**What is expected:**
Wherever the word "value" appears in a line below, that line counts; report the total number of such lines only.

**Available records:**

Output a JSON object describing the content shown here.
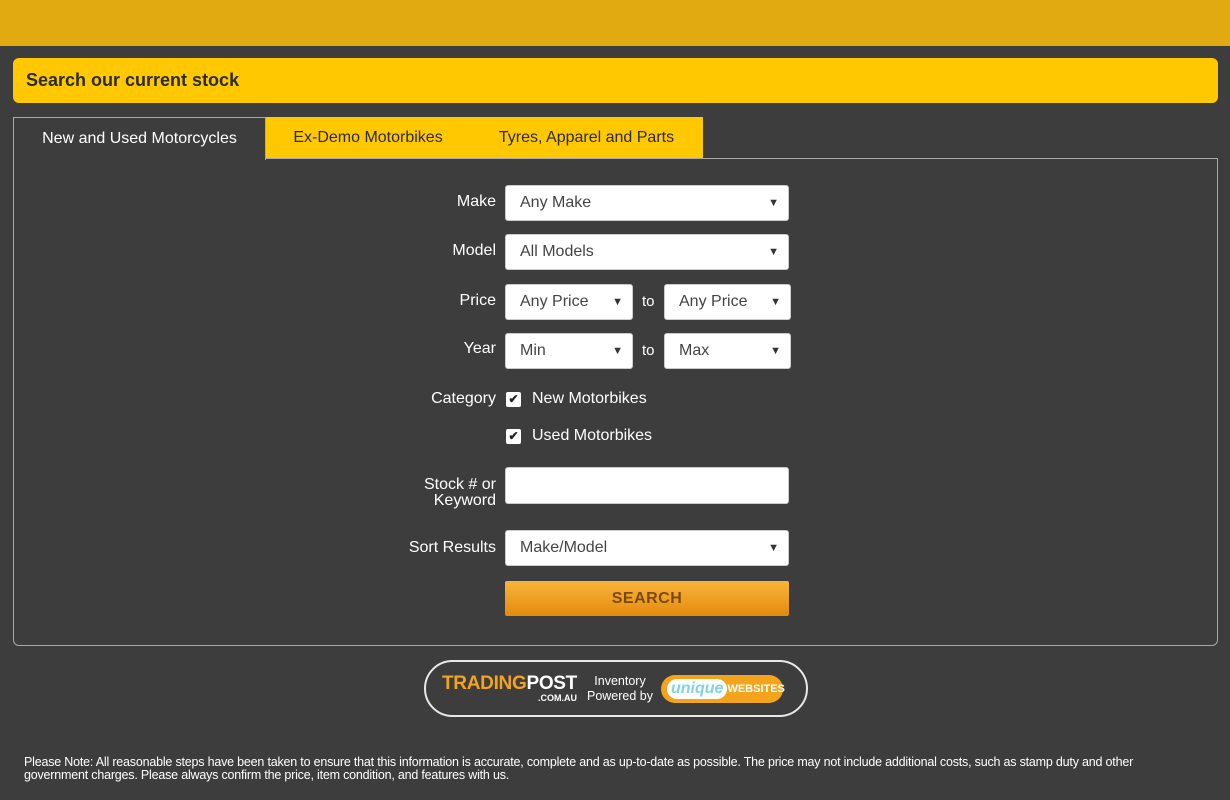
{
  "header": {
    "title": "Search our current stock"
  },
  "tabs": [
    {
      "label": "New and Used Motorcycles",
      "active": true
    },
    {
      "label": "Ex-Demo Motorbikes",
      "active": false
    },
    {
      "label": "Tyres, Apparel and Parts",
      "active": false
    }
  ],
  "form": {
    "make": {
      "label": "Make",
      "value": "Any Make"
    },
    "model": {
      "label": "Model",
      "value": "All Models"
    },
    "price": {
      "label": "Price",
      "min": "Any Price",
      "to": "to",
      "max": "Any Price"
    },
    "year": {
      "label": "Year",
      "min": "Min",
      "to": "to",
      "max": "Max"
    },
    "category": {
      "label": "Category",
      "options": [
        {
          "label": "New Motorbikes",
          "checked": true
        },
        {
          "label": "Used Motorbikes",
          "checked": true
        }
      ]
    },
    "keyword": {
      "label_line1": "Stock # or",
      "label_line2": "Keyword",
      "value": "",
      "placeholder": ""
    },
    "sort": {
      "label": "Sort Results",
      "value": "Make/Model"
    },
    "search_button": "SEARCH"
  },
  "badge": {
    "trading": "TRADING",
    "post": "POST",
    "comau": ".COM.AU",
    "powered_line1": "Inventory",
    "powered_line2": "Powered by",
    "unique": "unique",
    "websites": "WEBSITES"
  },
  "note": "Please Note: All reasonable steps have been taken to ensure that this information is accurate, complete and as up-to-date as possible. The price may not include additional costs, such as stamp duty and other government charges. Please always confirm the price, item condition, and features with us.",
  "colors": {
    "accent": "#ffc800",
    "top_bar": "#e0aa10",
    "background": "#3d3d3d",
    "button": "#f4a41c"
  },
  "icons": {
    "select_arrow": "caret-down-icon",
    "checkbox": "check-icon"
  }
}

**Exercise output:**
4